Eat plenty of blueberries and pineapple. blueberries are a fantastic natural remedy for UTI’s. They contain the same bacteria-inhibiting properties as cranberries (they’re from the same family). Pineapples contain the enzyme bromelain, which has also been found to be an effective natural cure for UTI. Both are rich in vitamin C.
Osiecki, H. (2004). The Nutrient Bible. 6th ed. BioConcepts Publishing, 18-26.
Hoffmann, D. (2003). Holistic Herbal: A Safe and Practical Guide to Making and Using Herbal Remedies. London: Element Books, 64-108.
Osiecki, H. (2001). The Physician’s Handbook of Clinical Nutrition. 6th ed. Queensland: BioConcepts Publishing, 302-305.

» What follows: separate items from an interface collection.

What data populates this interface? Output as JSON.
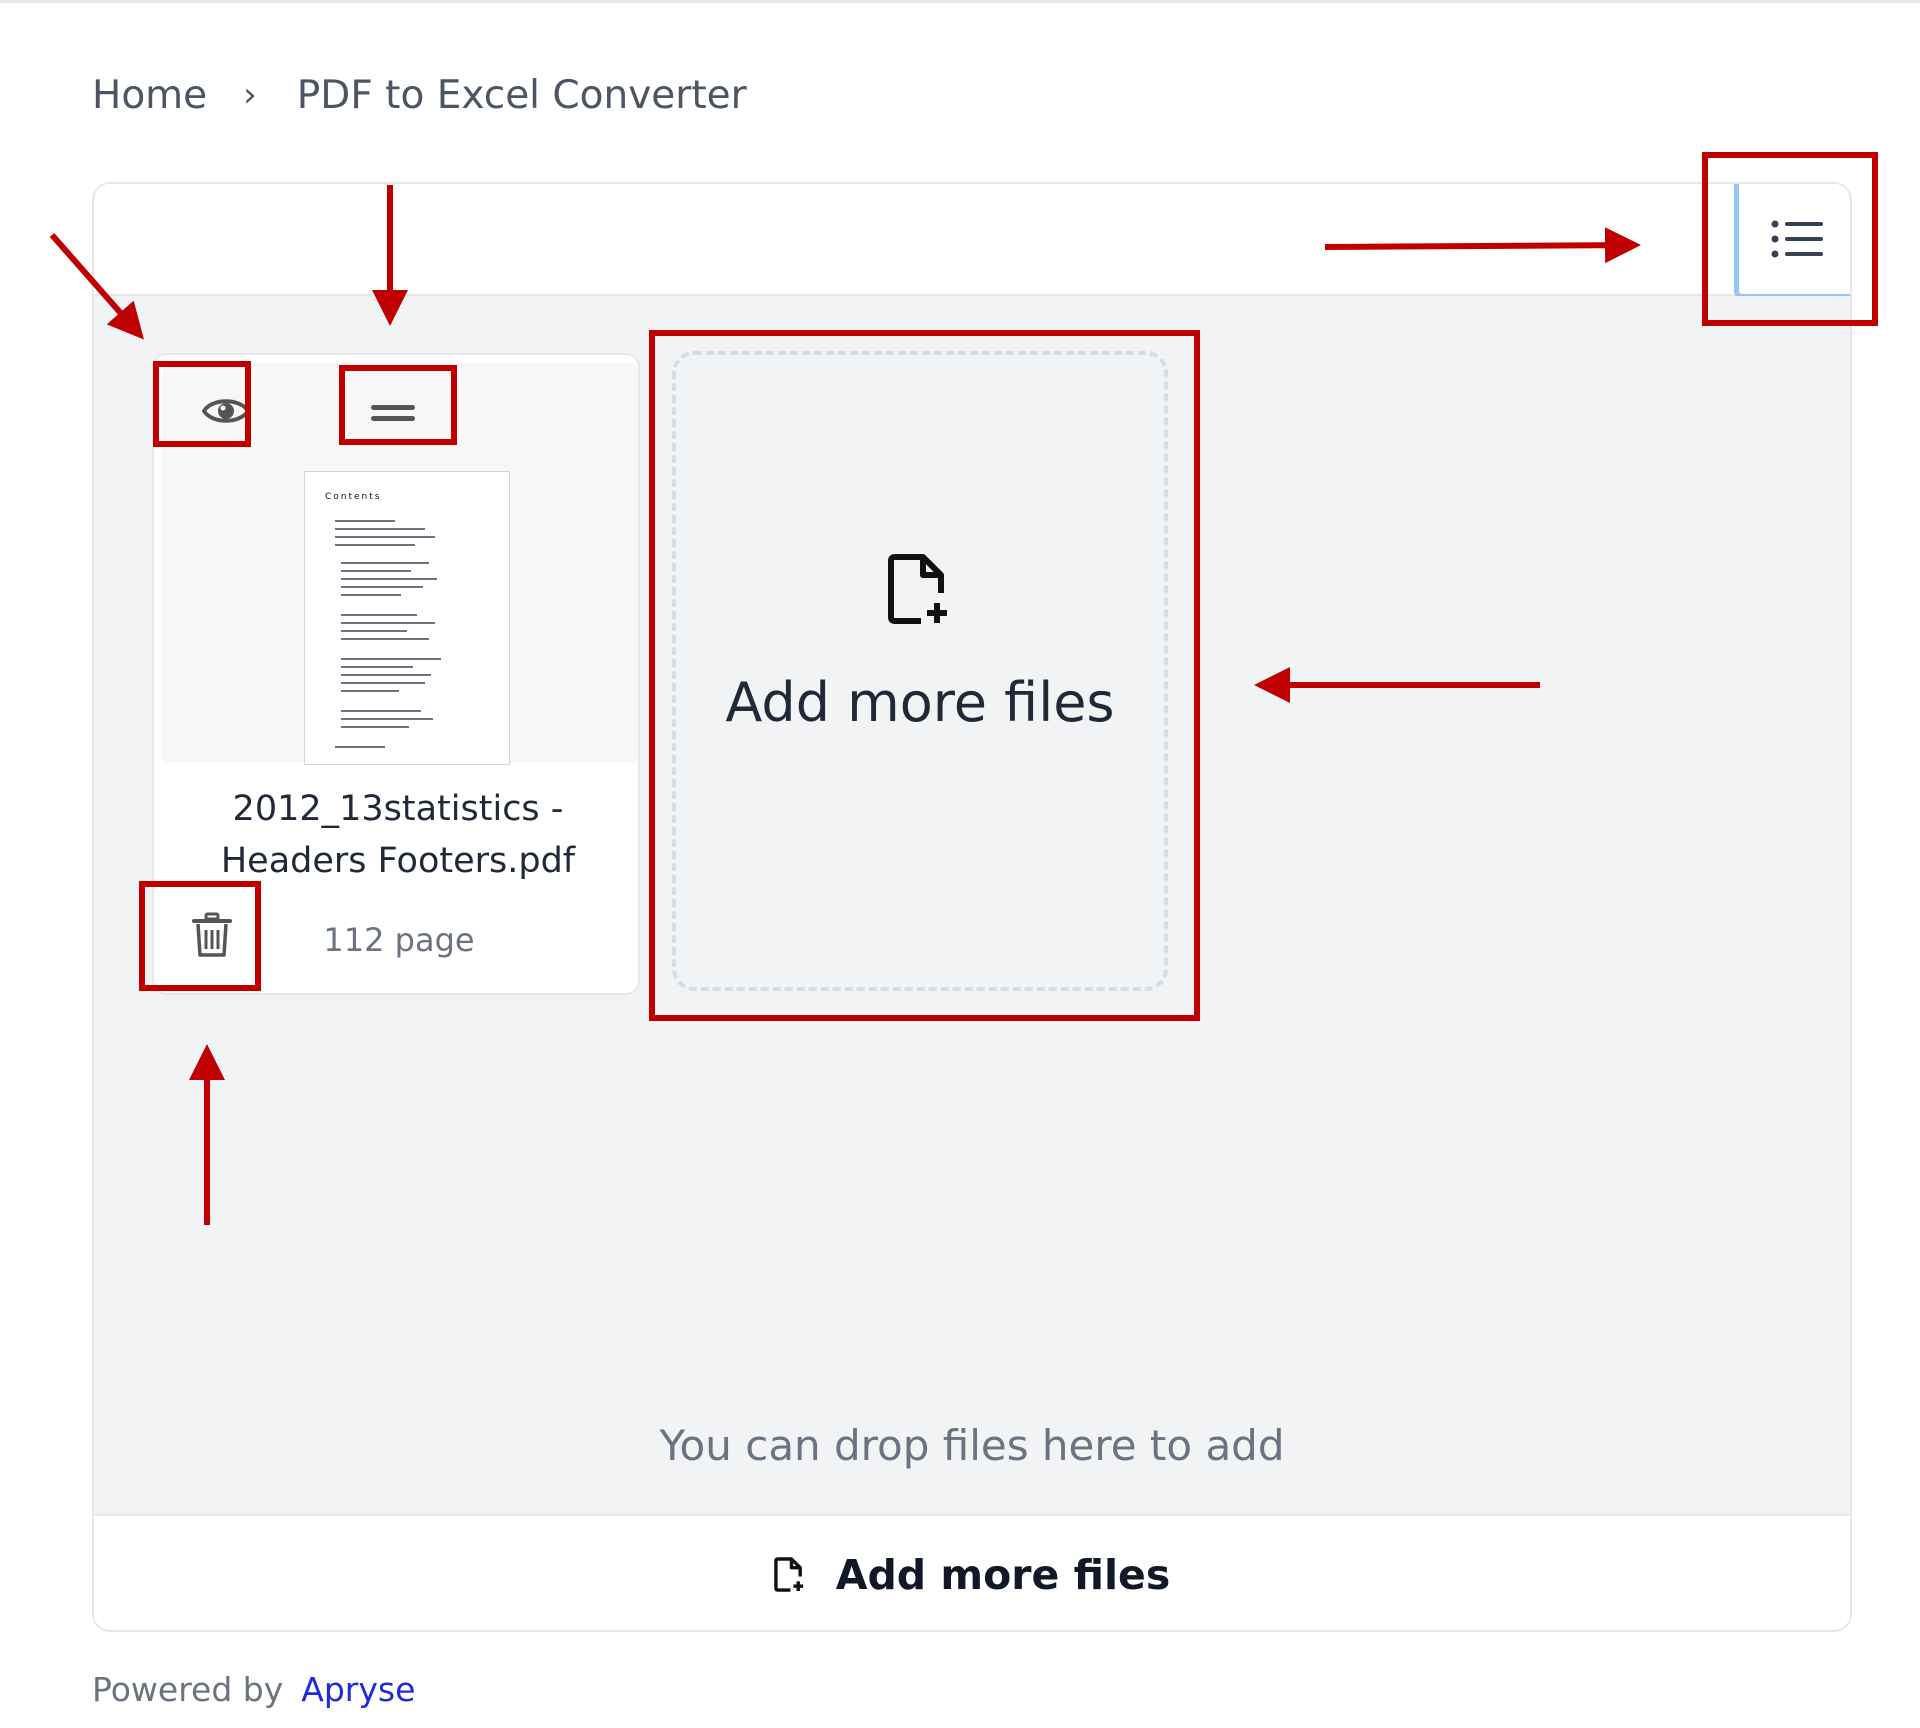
{
  "breadcrumb": {
    "home": "Home",
    "separator": "›",
    "current": "PDF to Excel Converter"
  },
  "toolbar": {
    "list_view_icon": "list-icon"
  },
  "file": {
    "name_line1": "2012_13statistics -",
    "name_line2": "Headers Footers.pdf",
    "page_count": "112 page",
    "thumbnail_title": "Contents",
    "preview_icon": "eye-icon",
    "drag_icon": "drag-handle-icon",
    "delete_icon": "trash-icon"
  },
  "add_tile": {
    "label": "Add more files",
    "icon": "file-plus-icon"
  },
  "drop_hint": "You can drop files here to add",
  "footer": {
    "label": "Add more files",
    "icon": "file-plus-icon"
  },
  "powered_by": {
    "text": "Powered by",
    "brand": "Apryse"
  },
  "colors": {
    "annotation_red": "#c00000",
    "brand_blue": "#1d2bdb",
    "drop_area_bg": "#f2f3f5",
    "selected_outline": "#93c5fd"
  }
}
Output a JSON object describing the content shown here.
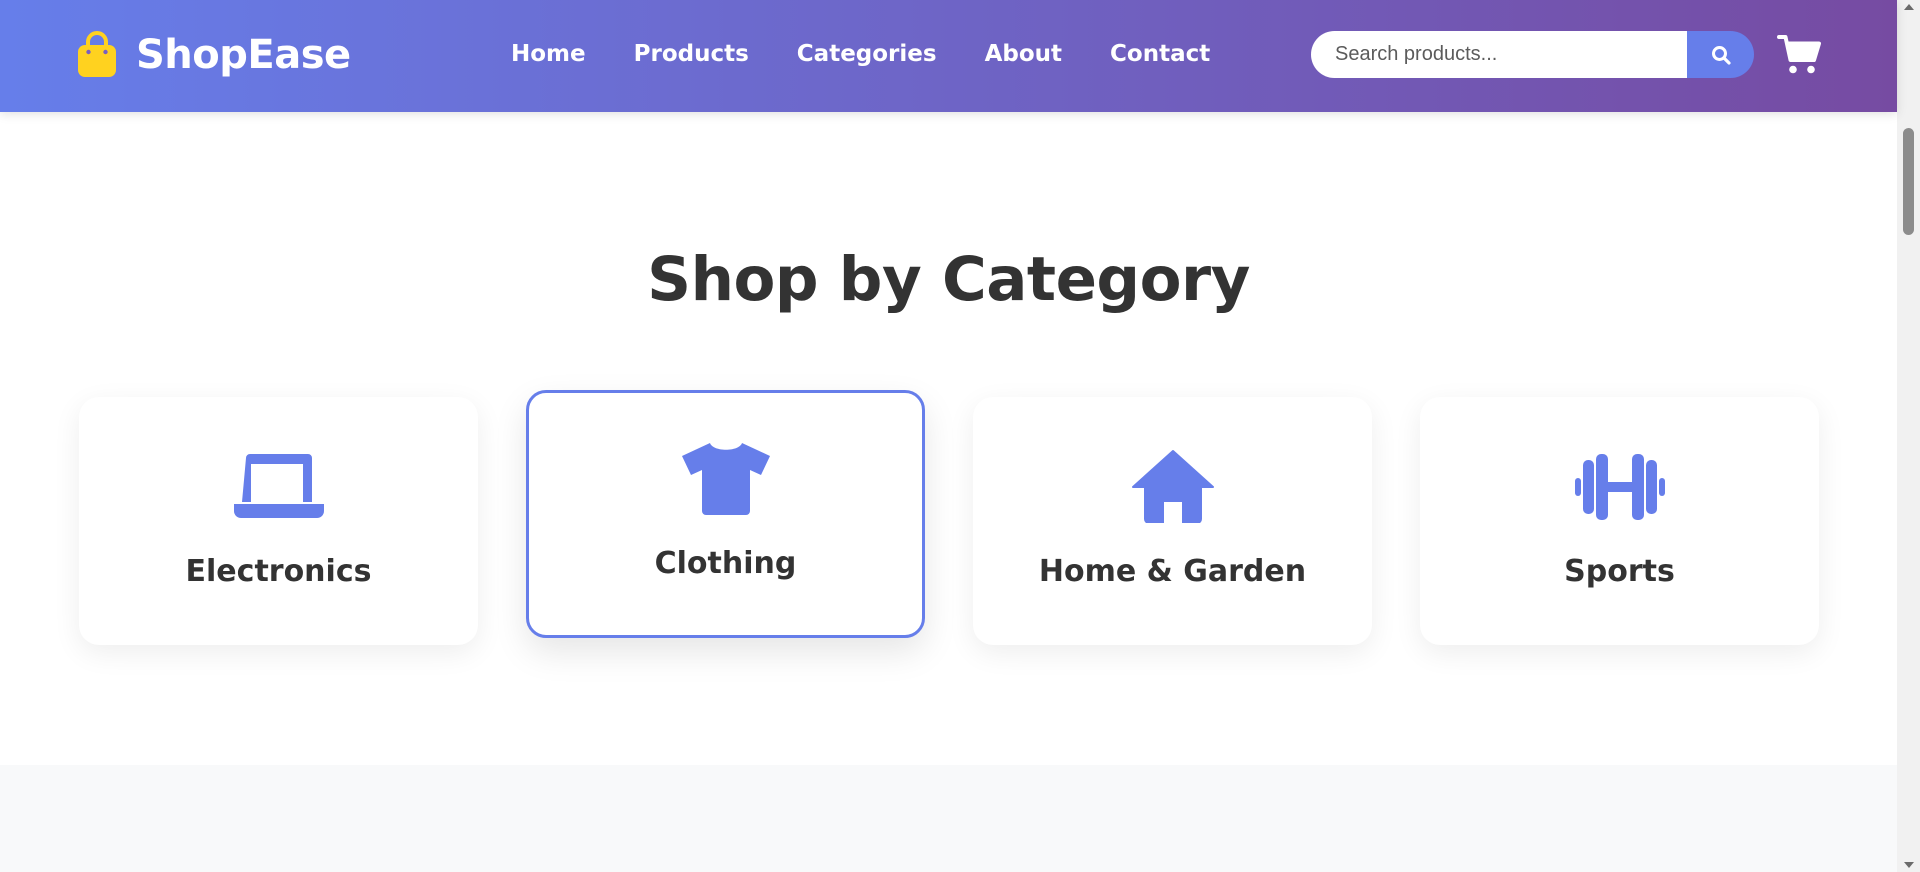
{
  "brand": {
    "name": "ShopEase",
    "icon": "shopping-bag-icon",
    "icon_color": "#FFD21F"
  },
  "nav": {
    "links": [
      {
        "label": "Home"
      },
      {
        "label": "Products"
      },
      {
        "label": "Categories"
      },
      {
        "label": "About"
      },
      {
        "label": "Contact"
      }
    ]
  },
  "search": {
    "placeholder": "Search products...",
    "value": "",
    "button_icon": "search-icon"
  },
  "cart": {
    "icon": "shopping-cart-icon"
  },
  "categories_section": {
    "title": "Shop by Category",
    "items": [
      {
        "label": "Electronics",
        "icon": "laptop-icon",
        "active": false
      },
      {
        "label": "Clothing",
        "icon": "tshirt-icon",
        "active": true
      },
      {
        "label": "Home & Garden",
        "icon": "home-icon",
        "active": false
      },
      {
        "label": "Sports",
        "icon": "dumbbell-icon",
        "active": false
      }
    ]
  },
  "colors": {
    "gradient_start": "#667eea",
    "gradient_end": "#764ba2",
    "accent": "#667eea",
    "text_dark": "#333333",
    "next_section_bg": "#f8f9fa"
  }
}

Balch JF, Balch PA. (2000). Prescription for Nutritional Healing. 3rd Ed. New York: Penguin Putnam Inc.